“Approach fancy designer brands with caution, especially if the company is better known for handbags than eyewear,” she adds. “You’re probably paying more for the name and the logo than for the quality of the lens and glasses.”

However, it’s not necessarily a good idea to buy your shades from a sidewalk vendor or dollar store, either. Many reputable shops will give you a guarantee card that states the lenses are 100 per cent UV protected and keep of photometer on hand to test whether the lenses are providing that vital protection. You can Materials matter, too.

“All better-quality non-prescription polarized sunglasses sold through optical stores are 100 percent UV absorbing,” says Mark Mattison- Shupnick, a New York City master optician and editorial advisory board member of “Lenses that are polycarbonate are usually UV absorptive. However, many cheap sunglasses use a material called triacetate. This material absorbs only about 40 per cent of the UV rays. Lenses may also be made of other acrylic materials, which will vary from partially to fully absorbent.”

Sami also suggests looking for lenses that are tapered.

“Good lenses require careful manufacturing control that includes decentering, or tapering the lenses,” she says.

“Inexpensive plastic lenses will strain your eyes. You might not notice it at first, but after a while, subtle fatigue or even severe eyestrain and headaches will set in.”

If you spend a lot of time in the sun, it’s recommended that you buy wrap-around glasses to prevent the sun from entering your eyes from the sides.

“Wraparound lenses are best, but if that’s not an appealing style, look for close-fitting glasses with wide lenses,” Sami says.

“Avoid models with small lenses, such as John Lennon–style sunglasses.” The tint of the lens has nothing to do with the UV protection of the glasses, Sami notes. “Dark lenses without adequate UV protection are actually worse for your eyes than not wearing glasses at all, because the dark tint causes your pupils to become dilated, exposing your eyes to more harmful UV light,” she says.

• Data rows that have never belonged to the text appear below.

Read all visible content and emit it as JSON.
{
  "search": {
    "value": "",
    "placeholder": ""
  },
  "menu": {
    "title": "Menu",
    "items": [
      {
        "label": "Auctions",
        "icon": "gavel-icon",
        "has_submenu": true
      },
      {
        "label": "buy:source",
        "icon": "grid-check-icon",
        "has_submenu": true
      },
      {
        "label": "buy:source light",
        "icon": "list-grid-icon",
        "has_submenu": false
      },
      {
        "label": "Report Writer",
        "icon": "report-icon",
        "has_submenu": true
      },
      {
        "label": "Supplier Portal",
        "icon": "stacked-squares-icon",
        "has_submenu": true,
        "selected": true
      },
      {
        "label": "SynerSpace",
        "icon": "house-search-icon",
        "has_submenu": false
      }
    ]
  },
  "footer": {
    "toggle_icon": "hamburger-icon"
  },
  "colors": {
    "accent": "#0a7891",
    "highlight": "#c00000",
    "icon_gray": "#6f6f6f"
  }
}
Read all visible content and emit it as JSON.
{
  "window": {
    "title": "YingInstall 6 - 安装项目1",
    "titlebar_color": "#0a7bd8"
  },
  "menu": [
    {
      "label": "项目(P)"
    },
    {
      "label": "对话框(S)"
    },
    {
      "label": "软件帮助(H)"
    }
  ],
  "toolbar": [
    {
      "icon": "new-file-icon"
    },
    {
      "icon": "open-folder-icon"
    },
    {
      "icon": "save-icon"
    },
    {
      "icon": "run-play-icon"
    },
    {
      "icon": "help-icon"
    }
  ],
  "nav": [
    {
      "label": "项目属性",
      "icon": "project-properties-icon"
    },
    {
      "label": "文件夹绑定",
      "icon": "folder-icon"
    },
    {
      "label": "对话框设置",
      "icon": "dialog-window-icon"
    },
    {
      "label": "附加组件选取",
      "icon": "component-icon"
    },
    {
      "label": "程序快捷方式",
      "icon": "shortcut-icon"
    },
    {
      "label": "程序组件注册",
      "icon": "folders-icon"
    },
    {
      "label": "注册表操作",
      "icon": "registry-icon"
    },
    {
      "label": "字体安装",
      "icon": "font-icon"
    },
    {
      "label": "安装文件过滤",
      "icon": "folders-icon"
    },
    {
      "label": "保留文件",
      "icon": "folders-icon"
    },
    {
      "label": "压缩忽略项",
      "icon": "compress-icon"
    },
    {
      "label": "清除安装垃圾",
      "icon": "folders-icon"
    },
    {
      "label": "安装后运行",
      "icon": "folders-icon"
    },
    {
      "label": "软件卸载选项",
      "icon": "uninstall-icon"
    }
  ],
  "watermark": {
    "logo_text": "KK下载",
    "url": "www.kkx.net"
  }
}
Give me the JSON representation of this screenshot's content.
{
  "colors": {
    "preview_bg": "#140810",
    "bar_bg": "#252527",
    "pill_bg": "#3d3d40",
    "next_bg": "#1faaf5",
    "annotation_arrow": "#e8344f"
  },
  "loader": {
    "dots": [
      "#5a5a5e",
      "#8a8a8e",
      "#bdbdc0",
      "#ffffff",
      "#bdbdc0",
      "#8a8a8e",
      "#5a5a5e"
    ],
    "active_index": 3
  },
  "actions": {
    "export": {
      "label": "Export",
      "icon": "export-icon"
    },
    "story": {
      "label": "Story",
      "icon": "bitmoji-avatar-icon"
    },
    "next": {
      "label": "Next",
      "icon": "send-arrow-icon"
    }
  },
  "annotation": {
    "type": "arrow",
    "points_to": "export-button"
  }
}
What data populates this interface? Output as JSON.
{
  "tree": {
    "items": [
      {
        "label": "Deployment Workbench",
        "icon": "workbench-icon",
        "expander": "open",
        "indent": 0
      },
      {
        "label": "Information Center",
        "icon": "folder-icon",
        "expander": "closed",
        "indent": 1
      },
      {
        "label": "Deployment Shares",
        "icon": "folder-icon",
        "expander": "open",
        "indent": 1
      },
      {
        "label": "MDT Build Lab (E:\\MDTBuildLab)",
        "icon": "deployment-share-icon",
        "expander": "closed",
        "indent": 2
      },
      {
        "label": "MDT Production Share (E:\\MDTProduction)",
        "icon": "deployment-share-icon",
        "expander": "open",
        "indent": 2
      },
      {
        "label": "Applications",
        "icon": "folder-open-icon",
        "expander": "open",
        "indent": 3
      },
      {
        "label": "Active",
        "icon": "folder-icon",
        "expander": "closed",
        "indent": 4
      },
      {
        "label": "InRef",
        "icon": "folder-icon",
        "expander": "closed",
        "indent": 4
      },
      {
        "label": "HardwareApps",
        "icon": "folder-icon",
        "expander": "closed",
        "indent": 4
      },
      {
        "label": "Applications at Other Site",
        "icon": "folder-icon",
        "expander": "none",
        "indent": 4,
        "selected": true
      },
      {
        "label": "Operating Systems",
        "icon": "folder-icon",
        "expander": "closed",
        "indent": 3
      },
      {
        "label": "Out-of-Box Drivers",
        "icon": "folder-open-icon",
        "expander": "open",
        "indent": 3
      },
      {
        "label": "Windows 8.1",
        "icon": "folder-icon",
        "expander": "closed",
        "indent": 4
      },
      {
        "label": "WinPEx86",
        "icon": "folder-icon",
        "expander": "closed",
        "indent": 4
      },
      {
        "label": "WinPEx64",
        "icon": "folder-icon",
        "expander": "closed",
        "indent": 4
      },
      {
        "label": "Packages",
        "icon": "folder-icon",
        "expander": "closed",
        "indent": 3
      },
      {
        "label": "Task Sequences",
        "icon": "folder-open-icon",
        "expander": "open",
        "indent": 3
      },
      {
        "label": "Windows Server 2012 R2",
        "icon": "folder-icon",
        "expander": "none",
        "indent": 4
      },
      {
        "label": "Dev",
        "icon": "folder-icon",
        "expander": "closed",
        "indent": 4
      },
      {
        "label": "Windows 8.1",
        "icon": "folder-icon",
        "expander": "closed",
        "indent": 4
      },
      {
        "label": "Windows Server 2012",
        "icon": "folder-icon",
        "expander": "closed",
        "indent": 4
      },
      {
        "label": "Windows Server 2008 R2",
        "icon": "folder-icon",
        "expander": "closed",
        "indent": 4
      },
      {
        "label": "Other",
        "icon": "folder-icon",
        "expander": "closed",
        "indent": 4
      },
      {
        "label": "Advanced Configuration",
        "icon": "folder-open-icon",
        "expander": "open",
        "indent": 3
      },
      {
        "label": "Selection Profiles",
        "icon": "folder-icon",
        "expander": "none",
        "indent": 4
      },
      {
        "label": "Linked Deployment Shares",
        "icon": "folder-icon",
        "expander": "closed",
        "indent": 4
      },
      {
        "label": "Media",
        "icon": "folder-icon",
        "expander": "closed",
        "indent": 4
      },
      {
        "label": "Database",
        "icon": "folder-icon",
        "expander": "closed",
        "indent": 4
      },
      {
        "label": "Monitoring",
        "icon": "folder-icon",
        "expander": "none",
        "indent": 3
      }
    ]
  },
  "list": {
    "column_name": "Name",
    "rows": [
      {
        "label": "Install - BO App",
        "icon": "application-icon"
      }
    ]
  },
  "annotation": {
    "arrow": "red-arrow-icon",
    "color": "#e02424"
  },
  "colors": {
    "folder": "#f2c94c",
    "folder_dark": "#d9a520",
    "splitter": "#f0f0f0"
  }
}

You can see the original article at

Dr. Mirwat Sami, a board-certified ophthalmologist in Houston, Texas, who specializes in ophthalmic plastic and reconstructive surgery.